Marketers disagree on how much impact completing the learning phase has on result... if any.
I want to know!
The Learning Phase & Theory
In theory the learning phase is supposed to be the period in time when Facebook's machine learning algorithm is 'learning' to optimize for your chosen optimization event. After completing learning you should (according to Facebook's info) see more stable results and a lower CPA.
To complete learning, you need around 50 optimization events within a week.
How The Test Would Be Set Up on Facebook Ads
Let's jump into it!

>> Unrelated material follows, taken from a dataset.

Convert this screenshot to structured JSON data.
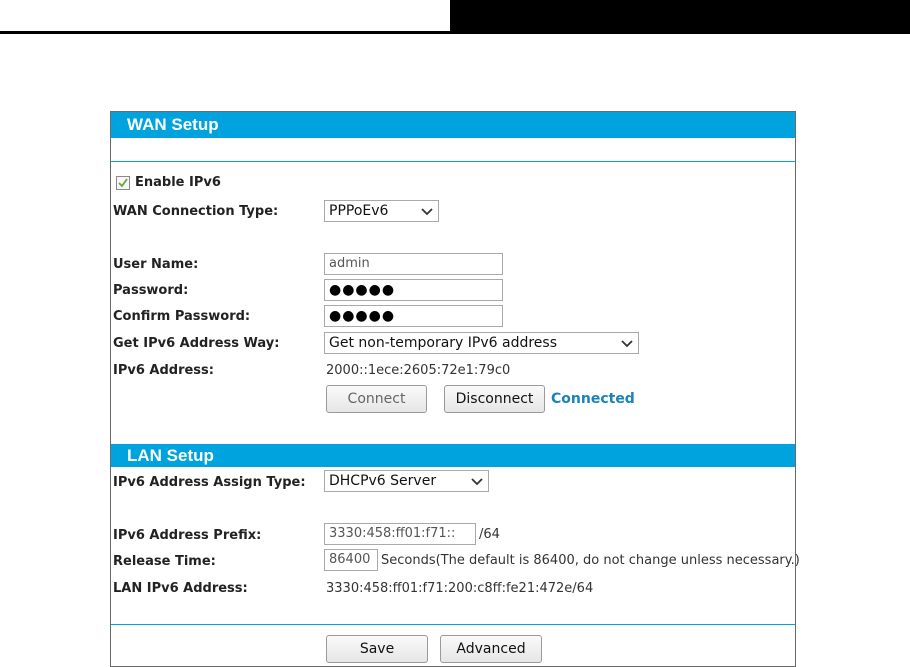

I needed an adset that would have a high enough budget to get the conversions required to complete the learning phase and then test that against an adset, exactly the same, that couldn't complete the learning phase because it was limited by budget.
This is important for data integrity... I would let them run until one adset exited the learning phase, and then compare the results for the time period that one adset was out of learning phase while the other was till in the learning phase.

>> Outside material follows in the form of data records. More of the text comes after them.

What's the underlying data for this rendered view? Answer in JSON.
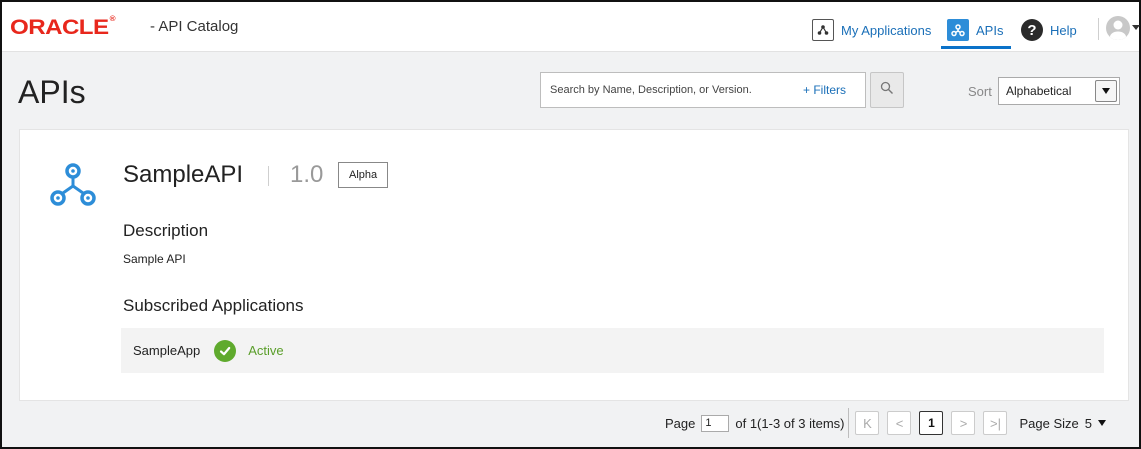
{
  "header": {
    "logo": "ORACLE",
    "logo_tm": "®",
    "app_title": "- API Catalog",
    "nav": {
      "my_applications": "My Applications",
      "apis": "APIs",
      "help": "Help"
    }
  },
  "page": {
    "title": "APIs",
    "search": {
      "placeholder": "Search by Name, Description, or Version.",
      "filters_label": "+ Filters"
    },
    "sort": {
      "label": "Sort",
      "selected": "Alphabetical"
    }
  },
  "api_card": {
    "name": "SampleAPI",
    "version": "1.0",
    "badge": "Alpha",
    "description_heading": "Description",
    "description": "Sample API",
    "subscribed_heading": "Subscribed Applications",
    "subscriptions": [
      {
        "app": "SampleApp",
        "status": "Active"
      }
    ]
  },
  "pagination": {
    "page_label": "Page",
    "current_page": "1",
    "of_text": "of 1(1-3 of 3 items)",
    "first": "K",
    "prev": "<",
    "page_button": "1",
    "next": ">",
    "last": ">|",
    "page_size_label": "Page Size",
    "page_size": "5"
  },
  "colors": {
    "brand_red": "#e8271c",
    "link_blue": "#1a6fb8",
    "active_green": "#5faa2d"
  }
}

I had an adset in a campaign targeting conversions, that had ran successfully, but it never got out of the learning phase.
Users would click through the Facebook Ad, hit my landing page, then fill out a lead form on the landing page to request an estimate for remodeling services. The conversion event was reaching a thank you page after submitting the form.
I duplicated the adset above and used the feature to create a split test for the adset.
I then set the daily budget to $75 for the one of the adsets and then $25 for the other. I would adjust this up as necessary to get the adset with the larger budget to complete learning.
Just to clarify...
- The audience was exactly the same (9.9 million).
- The ads were exactly the same.
- The ads used the same Post ID, so any likes/comments/shares (social synergy) would apply to each variant.
On October 21st I started the test.
This is big.
Most 'marketers', try to tweak their ads way too much and subsequently.
The more experienced (and successful) I've become with Facebook advertising, the less editing I do.
Day 9: Adset Exits Learning Phase
Finally on October 29th, the higher budget adset 'completed the learning phase with 62 conversions events. At this point $822.04 had been spent.
As you can see, the two of them performed about the freaking same! One got conversions at $10.00 while the other got conversions at $10.03.
While interesting, it's irrelevant. What matters is how the 2 compare with one having completed the learning phase and the other still stuck in the learning phase.
The period that will matter is October 30th and onward, so let's go on.
Results After 14 Days Since Completing Learning Phase
Fast forward to November 12th and the test has been running for 14 days since one adset completed the learning phase. Now we have something valuable to look at!
Here goes the money shot.
The adset that had completed the learning phase got conversions at $9.64 while the adset that was perpetually stuck in the learning phase got conversions at $13.00.
That's a material difference!
We could say;
> The adset that completed the learning phase got us results 26% cheaper.
> The adset that was stuck in learning phase was costing us 35% more to generate the same results.
It's clear, completing the learning phase does have a benefit.
STOP MAKING EDITS AND LET YOUR ADSETS COMPLETE THE LEARNING PHASE.
Making little changes here and there that are negligible really won't move the needle anyhow. At the core, direct response marketing is a factor of the audience and the offer. Facebook's algorithm will probably do a better job of putting your offer in front of the right people if you let it do the work.
(yes that is 2 Comma Club award over my shoulder)